Moroccan-style panna cotta


A quick, light and easy dessert that can either be served at parties in little shot glasses or for dinner parties by using non-stick silicone moulds.  When ready to serve, sprinkle with ground pistachios and serve with sliced oranges, toasted pinenuts and sprigs of mint for a Moroccan-style version. Needless to say, serve with orange blossom macarons (see page 77).

Preparation Time: 10 minutes
Cooking Time: 15 minutes
Chilling Time: 2 hours

3 gelatine leaves (2g each)
400 ml organic single cream
100 ml orange flower water
4 tbsps caster sugar
1 cinnamon stick

  1. Soak the gelatine in cold water for 5-6 minutes.
  2. Heat together the cream and orange flower water in a pan with the cinnamon stick and the sugar.
  3. Remove the cinnamon stick.  Squeeze in the gelatine and stir to dissolve into the warm cream.
  4. Pour into shot glasses or into silicone moulds (here I’m using briochette moulds).
  5. Leave to cool in the fridge for at least 2 hours.
  6. When ready to serve, run the underside of the moulds briefly in warm water then carefully place them directly on the serving plates.

To Orange Blossom & Paris Lovers

It has been chilly in Paris this week.
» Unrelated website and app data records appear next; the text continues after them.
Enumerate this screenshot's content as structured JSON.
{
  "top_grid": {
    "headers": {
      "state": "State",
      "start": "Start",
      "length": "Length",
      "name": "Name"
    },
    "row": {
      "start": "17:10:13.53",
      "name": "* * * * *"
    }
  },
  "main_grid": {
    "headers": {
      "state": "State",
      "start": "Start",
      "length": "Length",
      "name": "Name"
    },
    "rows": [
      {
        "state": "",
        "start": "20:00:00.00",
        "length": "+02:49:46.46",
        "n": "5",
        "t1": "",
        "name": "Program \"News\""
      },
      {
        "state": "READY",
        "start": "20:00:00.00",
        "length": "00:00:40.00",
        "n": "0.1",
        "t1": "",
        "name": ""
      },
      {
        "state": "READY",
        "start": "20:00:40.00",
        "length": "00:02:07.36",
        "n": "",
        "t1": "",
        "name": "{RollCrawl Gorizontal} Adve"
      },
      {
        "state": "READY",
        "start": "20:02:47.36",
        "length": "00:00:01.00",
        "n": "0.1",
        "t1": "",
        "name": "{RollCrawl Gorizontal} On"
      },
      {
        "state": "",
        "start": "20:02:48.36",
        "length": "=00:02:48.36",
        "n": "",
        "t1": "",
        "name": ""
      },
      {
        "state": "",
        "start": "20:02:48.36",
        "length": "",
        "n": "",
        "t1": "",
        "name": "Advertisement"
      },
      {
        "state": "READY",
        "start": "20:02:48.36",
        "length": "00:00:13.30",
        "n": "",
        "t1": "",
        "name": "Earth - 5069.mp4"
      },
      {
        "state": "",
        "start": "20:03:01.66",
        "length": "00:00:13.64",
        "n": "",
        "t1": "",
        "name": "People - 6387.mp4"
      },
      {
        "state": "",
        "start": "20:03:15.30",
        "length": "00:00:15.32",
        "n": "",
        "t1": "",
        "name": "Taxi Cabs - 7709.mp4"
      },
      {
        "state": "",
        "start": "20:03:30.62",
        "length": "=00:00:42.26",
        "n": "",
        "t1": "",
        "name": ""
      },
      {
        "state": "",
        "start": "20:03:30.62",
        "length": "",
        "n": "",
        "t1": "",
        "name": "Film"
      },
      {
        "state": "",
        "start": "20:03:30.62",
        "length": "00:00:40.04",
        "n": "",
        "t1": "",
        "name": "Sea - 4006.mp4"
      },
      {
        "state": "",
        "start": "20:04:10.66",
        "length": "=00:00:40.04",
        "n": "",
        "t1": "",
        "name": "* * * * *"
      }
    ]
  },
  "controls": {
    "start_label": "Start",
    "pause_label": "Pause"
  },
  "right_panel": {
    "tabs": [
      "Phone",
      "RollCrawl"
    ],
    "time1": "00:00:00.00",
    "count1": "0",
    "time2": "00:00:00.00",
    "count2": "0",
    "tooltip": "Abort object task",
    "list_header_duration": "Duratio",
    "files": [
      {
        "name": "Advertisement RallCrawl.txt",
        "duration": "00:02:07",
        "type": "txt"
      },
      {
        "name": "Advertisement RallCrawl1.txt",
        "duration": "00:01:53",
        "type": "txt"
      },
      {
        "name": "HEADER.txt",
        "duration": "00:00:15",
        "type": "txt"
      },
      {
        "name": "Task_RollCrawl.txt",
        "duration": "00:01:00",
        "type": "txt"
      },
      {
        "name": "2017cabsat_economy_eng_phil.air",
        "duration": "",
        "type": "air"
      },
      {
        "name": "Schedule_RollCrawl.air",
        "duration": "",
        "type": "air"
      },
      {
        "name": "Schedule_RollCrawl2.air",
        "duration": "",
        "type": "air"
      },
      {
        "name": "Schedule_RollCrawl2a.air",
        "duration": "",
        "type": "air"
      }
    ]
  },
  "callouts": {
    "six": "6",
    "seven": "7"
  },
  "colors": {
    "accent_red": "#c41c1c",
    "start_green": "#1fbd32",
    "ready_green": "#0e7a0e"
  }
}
On a damp, drizzly Monday morning a brisk walk through the Tuileries Gardens was therapy to banish the winter blues instead of taking an extra metro stop. It was spookily desserted except for wrapped-up, serious joggers on the run. I say serious: have you ever seen a happy jogger?  Perhaps everyone was inside the Orangerie Museum, marvelling at Monet’s Water Lilies. The cold clinging humidity certainly didn’t stop these two from having a good neck in the corner, though.

Orangery Museum Paris Tuileries Gardens

The Orangerie at the Palace of the Louvre was quite the trend in the 17th & 18th Centuries. Royal and aristocratic residences all needed an orangery with citrus trees in tubs or under glass in winter to impress.

I just wanted to impress hubby with something different for dessert. So, realising there were no egg whites ageing (wonder what for?), orange blossom ice cream seemed fitting after a couscous – and more importantly, since they use 8 yolks. How to make it? I simply replaced 100ml of the cream from the ice cream recipe in the book with orange flower water and added a touch of orange colouring to the cream. Simple and pure heaven.

Orange Flower Water Ice-cream

 

I adore the heavy perfume of orange blossom and I know I’m not alone. I use it in the form of room scents, shower gels and body lotions but when it comes to food, it adds a whole new dimension.

Adding a touch of orange blossom water (or orange flower water) can take desserts or pastries to another level. In France l’eau de fleur d’oranger is normally added to madeleine cakes and marshallows (guimauve). But it’s almost like a secret ingredient that you want to keep for yourself so that nobody can make quite the same brioches, crêpes, gaufres (waffles), cookies, rice puddings or fig tarts (these are coming on le blog.)

Adding it to a simple orange salad or couscous can whisk you on a magic carpet for a few moments to Marrakesh. I sometimes even put a dash of it in pumpkin soup for that touch of je ne sais quoi. I’ve added my recipe take on a creamy panna cotta: a cinnamon, orange blossom & pistachio panna cotta.

Moroccan-style panna cotta

And it goes without saying (ça va sans dire) that orange blossom macarons are one of our favourites. This time I infused an Earl Grey teabag into the cream to add an extra powerful fragrant punch to accompany a pot of Lady Grey tea at goûter time. I can’t believe we polished off 40 of them already…

Orange Blossom & Earl Grey Tea Macarons

Orange Blossom & Earl Grey Tea Parisian Macarons

This post was published long before even Mum knew I had a blog. If you would like to leave a comment now, it’s not too late. You’ll make my day! Jill xo